Did you know that "All of England's North American colonies allowed slavery and in he late 1700s"? Slavery had disappeared in England and in the Mid-Atlantic colonies by the end of the 1700s. Enslavement of the Africans was still going on, even though it had disappeared in England and in the Mid-Atlantic colonies. At the end of the Civil War enslavement of the Africans had finished. The way slavery was practiced in England, in the Mid-Atlantic colonies, and in the southern colonies was similar and different in many ways.
The brutality of American slavery prior to the abolishment of slavery after the American civil war of 1861 to 1865 varied depending on the conditions offered by slave masters and particular historical events along with the states which slaves were in (Source A). Evidence suggests that the treatment of slaves especially in the southern region of America (which includes the states South Carolina, Virginia, Florida and Georgia) was horrendous as it included various punishments which scared slaves not only physically but also mentally. The treatment a slave received was also based on the how long the slave or slaves actually worked for a particular owner (Source B). Many testimonials from former African American slaves go on further to show
The process of black slavery taking route in colonial Virginia was slow. Black slavery mostly became dominant in the 1680s. Slaves became the main labor system on plantations. The amount of white indentured servants declined so the demand for black slaves became necessary in the mid-1660s. The number of white indentured servants that Virginia had up until the mid 1660s, was enough to meet white peoples labor needs.
Slavery began long before the colonization of North America. This was an issue in ancient Egypt, as well as other times and places throughout history. In discussing the evolution of African slavery from its origins, the resistance and abolitionist efforts through the start of the Civil War, it is found to have resulted in many conflicts within our nation. In 1619, the first Africans in America arrived in Jamestown on a Dutch ship.
Slavery in The Civil War The American civil war from 1861 to 1865 divided many people in the United States, even turning brother against brother. There were also great amounts of bloodshed and was one of the bloodiest wars in the US and left a heritage of brief and bitterness. And the basis of this war, slavery, slavery is usually very cruel and has been around since early man. Their were two sides to this war, the North and the south.
Introduction: During the 1800’s, Slavery was an immense problem in the United States. Slaves were people who were harshly forced to work against their will and were often deprived of their basic human rights. Forced marriages, child soldiers, and servants were all considered part of enslaved workers. As a consequence to the abolition people found guilty were severely punished by the law.

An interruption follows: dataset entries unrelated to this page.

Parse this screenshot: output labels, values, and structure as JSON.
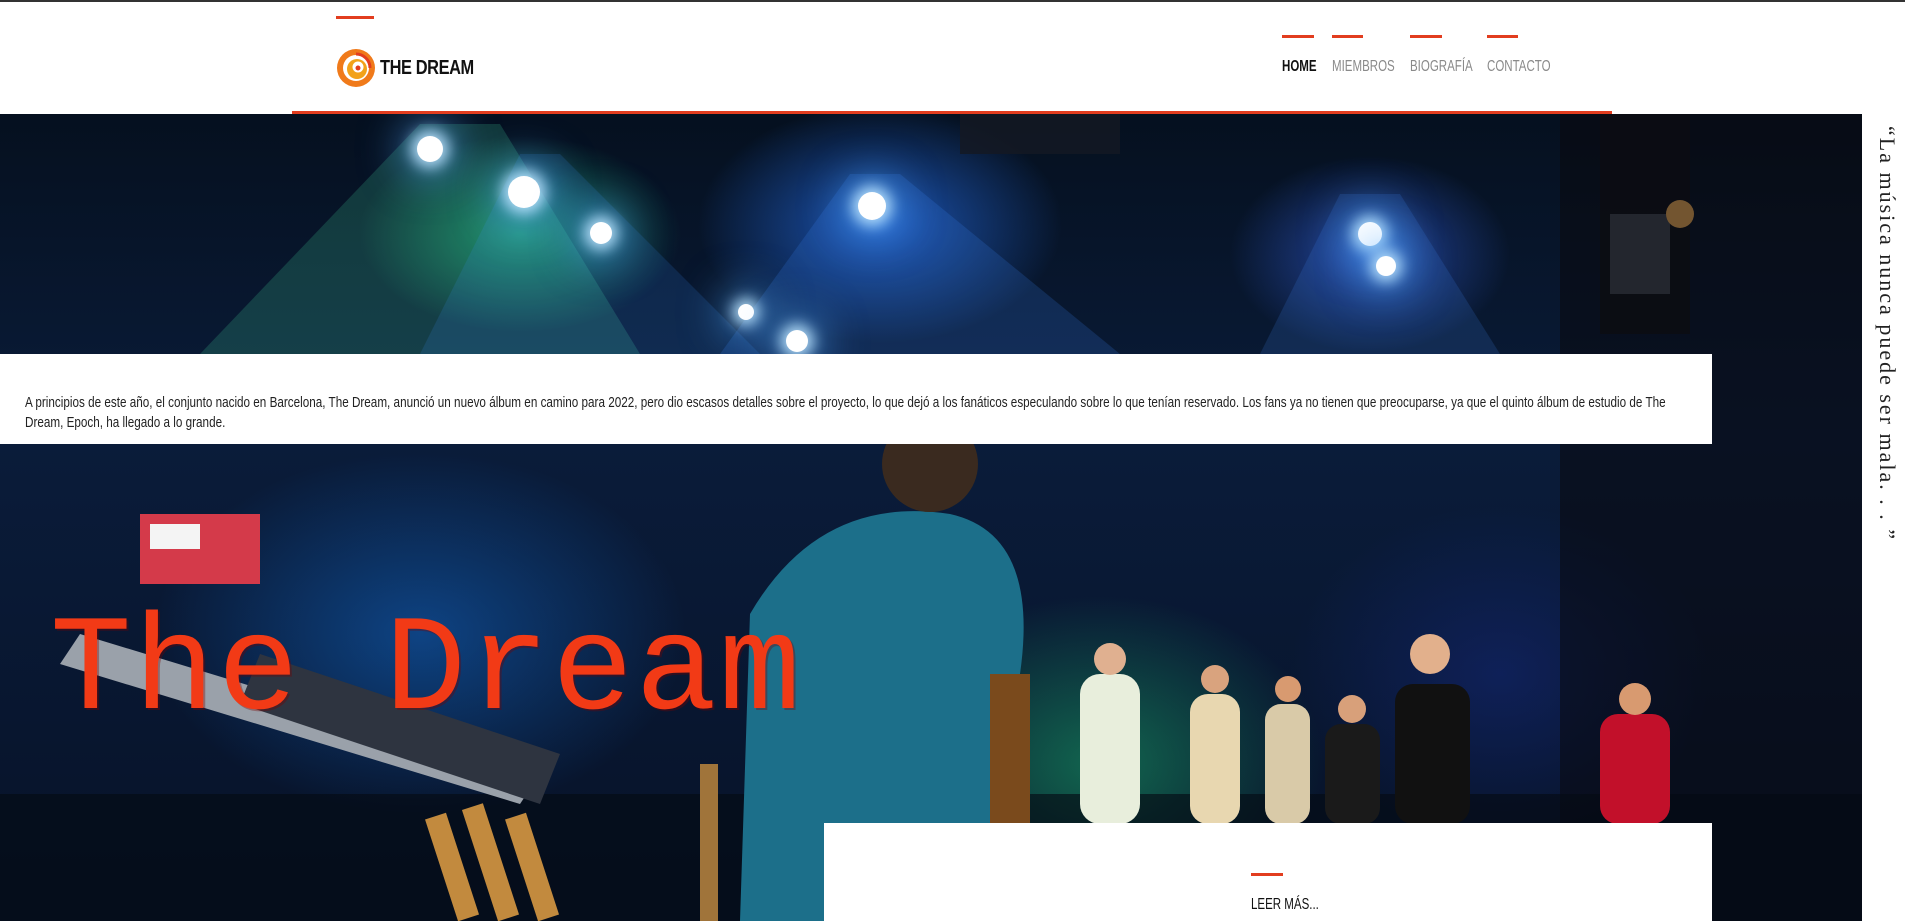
{
  "brand": {
    "name": "THE DREAM",
    "accent": "#e23d1f"
  },
  "nav": [
    {
      "label": "HOME",
      "active": true
    },
    {
      "label": "MIEMBROS",
      "active": false
    },
    {
      "label": "BIOGRAFÍA",
      "active": false
    },
    {
      "label": "CONTACTO",
      "active": false
    }
  ],
  "intro": {
    "text": "A principios de este año, el conjunto nacido en Barcelona, The Dream, anunció un nuevo álbum en camino para 2022, pero dio escasos detalles sobre el proyecto, lo que dejó a los fanáticos especulando sobre lo que tenían reservado. Los fans ya no tienen que preocuparse, ya que el quinto álbum de estudio de The Dream, Epoch, ha llegado a lo grande."
  },
  "hero": {
    "title": "The Dream",
    "image_alt": "concert-stage-photo"
  },
  "quote": {
    "text": "“La música nunca puede ser mala. . . ”"
  },
  "readmore": {
    "label": "LEER MÁS..."
  }
}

How big of impact could slavery have done to Africa at least that’s what they said? The slave trade had huge and horrible impact on Africa because it resulted in a tremendous loss of life, Africa has not developed economically as a result of the Slave trade, and Africa still suffers and is unable to provide food and water for its people. Africa had a huge loss of people but to be exact “nearly 90 percent of the Africans in these two major regions came from only four zones in Africa. ”(“The Transatlantic Slave Trade”, para 48) all had to go even against their will 10 million enslaved men, women, and children from West and East Africa to North Africa, the Middle East, and India.